> _Problem to work on_: Return every record in full. Match each one exactly.

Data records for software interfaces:
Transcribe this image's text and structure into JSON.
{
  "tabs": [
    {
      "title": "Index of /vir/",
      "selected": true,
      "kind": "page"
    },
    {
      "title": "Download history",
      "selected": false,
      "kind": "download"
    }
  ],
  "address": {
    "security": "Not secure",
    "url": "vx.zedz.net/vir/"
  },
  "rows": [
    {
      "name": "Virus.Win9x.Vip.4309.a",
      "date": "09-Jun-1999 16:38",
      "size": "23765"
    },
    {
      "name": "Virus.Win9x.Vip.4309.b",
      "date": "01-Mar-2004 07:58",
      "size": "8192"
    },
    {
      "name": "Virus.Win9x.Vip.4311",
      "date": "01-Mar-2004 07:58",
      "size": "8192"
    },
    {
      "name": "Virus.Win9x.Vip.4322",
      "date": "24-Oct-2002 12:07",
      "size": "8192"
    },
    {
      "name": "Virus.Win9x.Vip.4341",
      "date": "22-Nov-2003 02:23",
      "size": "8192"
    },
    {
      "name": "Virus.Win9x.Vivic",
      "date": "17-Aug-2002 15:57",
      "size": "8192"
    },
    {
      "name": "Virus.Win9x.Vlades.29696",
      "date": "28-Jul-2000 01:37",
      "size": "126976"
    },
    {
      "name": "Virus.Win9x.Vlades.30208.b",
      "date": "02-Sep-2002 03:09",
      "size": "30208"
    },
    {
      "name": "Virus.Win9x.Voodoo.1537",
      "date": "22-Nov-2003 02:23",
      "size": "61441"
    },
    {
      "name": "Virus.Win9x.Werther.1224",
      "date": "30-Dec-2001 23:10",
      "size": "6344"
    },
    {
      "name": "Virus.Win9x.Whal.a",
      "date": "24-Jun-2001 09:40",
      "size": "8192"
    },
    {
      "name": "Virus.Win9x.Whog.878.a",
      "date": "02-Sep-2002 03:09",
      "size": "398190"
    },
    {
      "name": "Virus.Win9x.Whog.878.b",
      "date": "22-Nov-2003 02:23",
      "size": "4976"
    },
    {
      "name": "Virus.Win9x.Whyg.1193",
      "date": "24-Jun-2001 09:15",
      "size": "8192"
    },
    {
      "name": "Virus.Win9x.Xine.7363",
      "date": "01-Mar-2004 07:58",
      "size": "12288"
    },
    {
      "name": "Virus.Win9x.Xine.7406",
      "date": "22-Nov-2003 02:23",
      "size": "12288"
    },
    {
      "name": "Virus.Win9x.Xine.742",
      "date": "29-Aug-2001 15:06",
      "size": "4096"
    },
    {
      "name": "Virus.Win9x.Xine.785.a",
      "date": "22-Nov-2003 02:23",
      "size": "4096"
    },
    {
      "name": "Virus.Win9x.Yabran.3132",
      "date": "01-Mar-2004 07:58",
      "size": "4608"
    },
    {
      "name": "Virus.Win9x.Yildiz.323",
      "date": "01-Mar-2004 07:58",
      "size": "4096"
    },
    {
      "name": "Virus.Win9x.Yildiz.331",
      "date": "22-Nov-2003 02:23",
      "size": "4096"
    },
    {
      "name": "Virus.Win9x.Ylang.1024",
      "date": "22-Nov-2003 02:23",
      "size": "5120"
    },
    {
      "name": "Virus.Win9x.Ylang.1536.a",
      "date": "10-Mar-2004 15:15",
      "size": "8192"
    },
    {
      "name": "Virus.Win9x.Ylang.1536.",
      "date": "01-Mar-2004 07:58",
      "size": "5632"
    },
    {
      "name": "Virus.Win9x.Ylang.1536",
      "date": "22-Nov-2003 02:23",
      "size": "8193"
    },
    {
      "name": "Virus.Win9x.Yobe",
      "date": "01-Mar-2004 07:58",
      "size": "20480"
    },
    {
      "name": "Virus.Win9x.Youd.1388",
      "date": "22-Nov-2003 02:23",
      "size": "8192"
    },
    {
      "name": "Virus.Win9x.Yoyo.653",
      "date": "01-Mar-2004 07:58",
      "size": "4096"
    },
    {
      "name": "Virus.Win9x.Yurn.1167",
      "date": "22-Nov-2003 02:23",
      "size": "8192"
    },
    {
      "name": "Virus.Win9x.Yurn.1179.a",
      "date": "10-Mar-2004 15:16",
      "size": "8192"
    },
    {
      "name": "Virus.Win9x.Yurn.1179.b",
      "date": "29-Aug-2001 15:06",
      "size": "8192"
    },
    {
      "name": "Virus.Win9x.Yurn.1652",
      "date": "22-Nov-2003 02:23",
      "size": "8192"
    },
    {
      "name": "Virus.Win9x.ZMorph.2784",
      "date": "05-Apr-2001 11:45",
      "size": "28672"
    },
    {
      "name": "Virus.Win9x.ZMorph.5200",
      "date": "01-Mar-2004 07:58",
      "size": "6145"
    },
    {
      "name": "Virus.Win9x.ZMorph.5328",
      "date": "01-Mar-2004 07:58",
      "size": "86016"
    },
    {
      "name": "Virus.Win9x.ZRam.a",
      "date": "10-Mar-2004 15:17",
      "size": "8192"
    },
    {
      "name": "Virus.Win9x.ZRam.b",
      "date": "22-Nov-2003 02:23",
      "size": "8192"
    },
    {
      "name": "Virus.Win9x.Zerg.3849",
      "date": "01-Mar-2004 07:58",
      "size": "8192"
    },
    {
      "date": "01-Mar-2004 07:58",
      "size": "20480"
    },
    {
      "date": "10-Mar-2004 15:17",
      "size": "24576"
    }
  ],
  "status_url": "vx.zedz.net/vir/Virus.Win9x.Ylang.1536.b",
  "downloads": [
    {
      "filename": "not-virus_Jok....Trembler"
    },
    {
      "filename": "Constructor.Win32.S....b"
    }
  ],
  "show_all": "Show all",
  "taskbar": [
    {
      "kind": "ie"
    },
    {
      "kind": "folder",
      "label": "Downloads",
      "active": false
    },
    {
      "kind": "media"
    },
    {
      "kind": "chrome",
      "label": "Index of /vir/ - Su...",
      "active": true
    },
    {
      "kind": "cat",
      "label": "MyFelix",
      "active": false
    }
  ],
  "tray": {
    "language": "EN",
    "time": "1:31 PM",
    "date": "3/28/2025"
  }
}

> _Written solution_:
Transcribe this image's text and structure into JSON.
{
  "tabs": [
    {
      "title": "Index of /vir/",
      "selected": true,
      "kind": "page"
    },
    {
      "title": "Download history",
      "selected": false,
      "kind": "download"
    }
  ],
  "address": {
    "security": "Not secure",
    "url": "vx.zedz.net/vir/"
  },
  "rows": [
    {
      "name": "Virus.Win9x.Vip.4309.a",
      "date": "09-Jun-1999 16:38",
      "size": "23765"
    },
    {
      "name": "Virus.Win9x.Vip.4309.b",
      "date": "01-Mar-2004 07:58",
      "size": "8192"
    },
    {
      "name": "Virus.Win9x.Vip.4311",
      "date": "01-Mar-2004 07:58",
      "size": "8192"
    },
    {
      "name": "Virus.Win9x.Vip.4322",
      "date": "24-Oct-2002 12:07",
      "size": "8192"
    },
    {
      "name": "Virus.Win9x.Vip.4341",
      "date": "22-Nov-2003 02:23",
      "size": "8192"
    },
    {
      "name": "Virus.Win9x.Vivic",
      "date": "17-Aug-2002 15:57",
      "size": "8192"
    },
    {
      "name": "Virus.Win9x.Vlades.29696",
      "date": "28-Jul-2000 01:37",
      "size": "126976"
    },
    {
      "name": "Virus.Win9x.Vlades.30208.b",
      "date": "02-Sep-2002 03:09",
      "size": "30208"
    },
    {
      "name": "Virus.Win9x.Voodoo.1537",
      "date": "22-Nov-2003 02:23",
      "size": "61441"
    },
    {
      "name": "Virus.Win9x.Werther.1224",
      "date": "30-Dec-2001 23:10",
      "size": "6344"
    },
    {
      "name": "Virus.Win9x.Whal.a",
      "date": "24-Jun-2001 09:40",
      "size": "8192"
    },
    {
      "name": "Virus.Win9x.Whog.878.a",
      "date": "02-Sep-2002 03:09",
      "size": "398190"
    },
    {
      "name": "Virus.Win9x.Whog.878.b",
      "date": "22-Nov-2003 02:23",
      "size": "4976"
    },
    {
      "name": "Virus.Win9x.Whyg.1193",
      "date": "24-Jun-2001 09:15",
      "size": "8192"
    },
    {
      "name": "Virus.Win9x.Xine.7363",
      "date": "01-Mar-2004 07:58",
      "size": "12288"
    },
    {
      "name": "Virus.Win9x.Xine.7406",
      "date": "22-Nov-2003 02:23",
      "size": "12288"
    },
    {
      "name": "Virus.Win9x.Xine.742",
      "date": "29-Aug-2001 15:06",
      "size": "4096"
    },
    {
      "name": "Virus.Win9x.Xine.785.a",
      "date": "22-Nov-2003 02:23",
      "size": "4096"
    },
    {
      "name": "Virus.Win9x.Yabran.3132",
      "date": "01-Mar-2004 07:58",
      "size": "4608"
    },
    {
      "name": "Virus.Win9x.Yildiz.323",
      "date": "01-Mar-2004 07:58",
      "size": "4096"
    },
    {
      "name": "Virus.Win9x.Yildiz.331",
      "date": "22-Nov-2003 02:23",
      "size": "4096"
    },
    {
      "name": "Virus.Win9x.Ylang.1024",
      "date": "22-Nov-2003 02:23",
      "size": "5120"
    },
    {
      "name": "Virus.Win9x.Ylang.1536.a",
      "date": "10-Mar-2004 15:15",
      "size": "8192"
    },
    {
      "name": "Virus.Win9x.Ylang.1536.",
      "date": "01-Mar-2004 07:58",
      "size": "5632"
    },
    {
      "name": "Virus.Win9x.Ylang.1536",
      "date": "22-Nov-2003 02:23",
      "size": "8193"
    },
    {
      "name": "Virus.Win9x.Yobe",
      "date": "01-Mar-2004 07:58",
      "size": "20480"
    },
    {
      "name": "Virus.Win9x.Youd.1388",
      "date": "22-Nov-2003 02:23",
      "size": "8192"
    },
    {
      "name": "Virus.Win9x.Yoyo.653",
      "date": "01-Mar-2004 07:58",
      "size": "4096"
    },
    {
      "name": "Virus.Win9x.Yurn.1167",
      "date": "22-Nov-2003 02:23",
      "size": "8192"
    },
    {
      "name": "Virus.Win9x.Yurn.1179.a",
      "date": "10-Mar-2004 15:16",
      "size": "8192"
    },
    {
      "name": "Virus.Win9x.Yurn.1179.b",
      "date": "29-Aug-2001 15:06",
      "size": "8192"
    },
    {
      "name": "Virus.Win9x.Yurn.1652",
      "date": "22-Nov-2003 02:23",
      "size": "8192"
    },
    {
      "name": "Virus.Win9x.ZMorph.2784",
      "date": "05-Apr-2001 11:45",
      "size": "28672"
    },
    {
      "name": "Virus.Win9x.ZMorph.5200",
      "date": "01-Mar-2004 07:58",
      "size": "6145"
    },
    {
      "name": "Virus.Win9x.ZMorph.5328",
      "date": "01-Mar-2004 07:58",
      "size": "86016"
    },
    {
      "name": "Virus.Win9x.ZRam.a",
      "date": "10-Mar-2004 15:17",
      "size": "8192"
    },
    {
      "name": "Virus.Win9x.ZRam.b",
      "date": "22-Nov-2003 02:23",
      "size": "8192"
    },
    {
      "name": "Virus.Win9x.Zerg.3849",
      "date": "01-Mar-2004 07:58",
      "size": "8192"
    },
    {
      "date": "01-Mar-2004 07:58",
      "size": "20480"
    },
    {
      "date": "10-Mar-2004 15:17",
      "size": "24576"
    }
  ],
  "status_url": "vx.zedz.net/vir/Virus.Win9x.Ylang.1536.b",
  "downloads": [
    {
      "filename": "not-virus_Jok....Trembler"
    },
    {
      "filename": "Constructor.Win32.S....b"
    }
  ],
  "show_all": "Show all",
  "taskbar": [
    {
      "kind": "ie"
    },
    {
      "kind": "folder",
      "label": "Downloads",
      "active": false
    },
    {
      "kind": "media"
    },
    {
      "kind": "chrome",
      "label": "Index of /vir/ - Su...",
      "active": true
    },
    {
      "kind": "cat",
      "label": "MyFelix",
      "active": false
    }
  ],
  "tray": {
    "language": "EN",
    "time": "1:31 PM",
    "date": "3/28/2025"
  }
}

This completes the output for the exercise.